Mosaic by Debbie Whitney

You may recognize the mosaic below from my class at Mass College of Art earlier in the month.  Kate attended this class at Maud Morgan Arts to finish up her background and grout and frame her beautiful owl.  This is Kate’s first mosaic.

Kate Larabee's mosaic
Kate Larabee’s mosaic

Susan also decided to take the class at Maud Morgan Arts after taking the class at Mass Art recently.  Her two boxer mosaics are finished, grouted and framed.

Susan Berman's mosaic
Susan Berman’s mosaic
Susan Berman's mosaic
Susan Berman’s mosaic

Susan also worked on an abstract mosaic for the first time.  She worked with gradations of light and dark,  subtle color changes, and varying the shapes of the tesserae.

Abstration by Sysan Berman five hours later
Abstraction by Susan Berman

Jennifer created her first mosaic, inspired by a still life with tropical fruits.  She cut the tiles into very small pieces and worked on perfecting curves and color gradations.

Mosaic by Jennifer Jacoby
Mosaic by Jennifer Jacoby

Leslie has some experience with mosaics and used this class to develop an original design and to work on her composition and the flow (or andamento) of the tiles.

Leslie Walters' mosaic
Leslie Walters’ mosaic

Adria has worked in many other media, and this was her first experience with mosaics.  She used one of her paintings as the inspiration for this abstract composition.

Adria Arch's mosaic
Adria Arch’s mosaic

Dianne has been working primarily in clay, and this is her first mosaic.  Mosaics and clay go together very well; the broken pieces of ceramics can be recycled into a mosaic project.

Dianne Henning's mosaic
Dianne Henning’s mosaic


Mosaic Workshop at Mass College of Art

I taught a mosaic workshop which took place on two consecutive Sundays in April 2014.  Six students worked on pieces that were approximately eight by eight inches.  The class was six hours on each Sunday, and the time flew by.

mosaic by Christine Demers
mosaic by Christine Demers

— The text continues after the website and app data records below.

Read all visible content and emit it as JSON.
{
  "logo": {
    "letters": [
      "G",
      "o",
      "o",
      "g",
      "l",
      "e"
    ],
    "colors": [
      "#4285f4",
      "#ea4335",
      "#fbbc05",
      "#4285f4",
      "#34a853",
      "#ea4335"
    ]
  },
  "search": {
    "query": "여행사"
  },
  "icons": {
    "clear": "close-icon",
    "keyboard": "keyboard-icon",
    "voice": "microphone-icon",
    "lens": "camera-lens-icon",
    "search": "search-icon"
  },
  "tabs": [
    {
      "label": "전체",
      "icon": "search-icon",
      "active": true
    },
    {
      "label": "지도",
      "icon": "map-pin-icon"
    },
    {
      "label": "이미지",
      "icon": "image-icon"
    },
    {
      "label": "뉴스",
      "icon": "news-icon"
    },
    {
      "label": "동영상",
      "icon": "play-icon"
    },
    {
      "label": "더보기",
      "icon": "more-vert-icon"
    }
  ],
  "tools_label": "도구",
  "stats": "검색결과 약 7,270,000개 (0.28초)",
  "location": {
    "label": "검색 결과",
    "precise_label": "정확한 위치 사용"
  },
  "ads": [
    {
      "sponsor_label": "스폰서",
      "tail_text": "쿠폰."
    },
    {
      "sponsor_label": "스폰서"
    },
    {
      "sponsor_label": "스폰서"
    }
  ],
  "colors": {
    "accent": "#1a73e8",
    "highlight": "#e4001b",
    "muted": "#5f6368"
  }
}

I emphasize design and color in my teaching.  We used handmade tiles made in Mexico, called smalti.

Debbie Whitney grouting her mosaic
Debbie Whitney grouting her mosaic

Students carefully decide on the size and direction of the glass tiles to best emphasize the shapes in each composition.

Susan Berman's pair of Boxers
Susan Berman’s pair of Boxers

Sometimes students work on special projects.  The mosaic below was inspired by Roman mosaics, and uses a background called Opus Vermiculatum.    In mosaics, Opus refers to the style of the background, and Vermiculatum means “worm-like”.  So in this case the background color wraps around the numbers first, like a worm, then goes in a different direction, parallel to the borders.

A house number by Elizabeth Brown
A house number by Elizabeth Brown

We learn about a variety of mosaic materials, including ceramic tiles, millefiori, and glass.  Some tiles are matte, some are iridescent.

Aimee Carvalho's multi-media mosaic
Aimee Carvalho’s multi-media mosaic

The flow and movement of the tiles (or tesserae) in a mosaic is called andamento.  In the owl below, the tesserae follow the outline of the owl.  The moon and the branch surround the owl to create a circular movement in this piece.

Mosaic by Kate Larrabee
Mosaic by Kate Larrabee


Starting a New Mosaic

I recently started work on a 5′ X 5′ mosaic for a new park in the city of Boston.  The installation date is June 1st so it will be a busy six weeks.  I worked out the design in colored pencil, using the muted palette of the Cinca tiles I have chosen for this project.


 The working title is City Square with Reflecting Pool.  The tiles in the middle, watery portion of the mosaic will probably be shiny to contrast with the matte ceramic tiles I am using for the buildings.  Below is the first building coming together.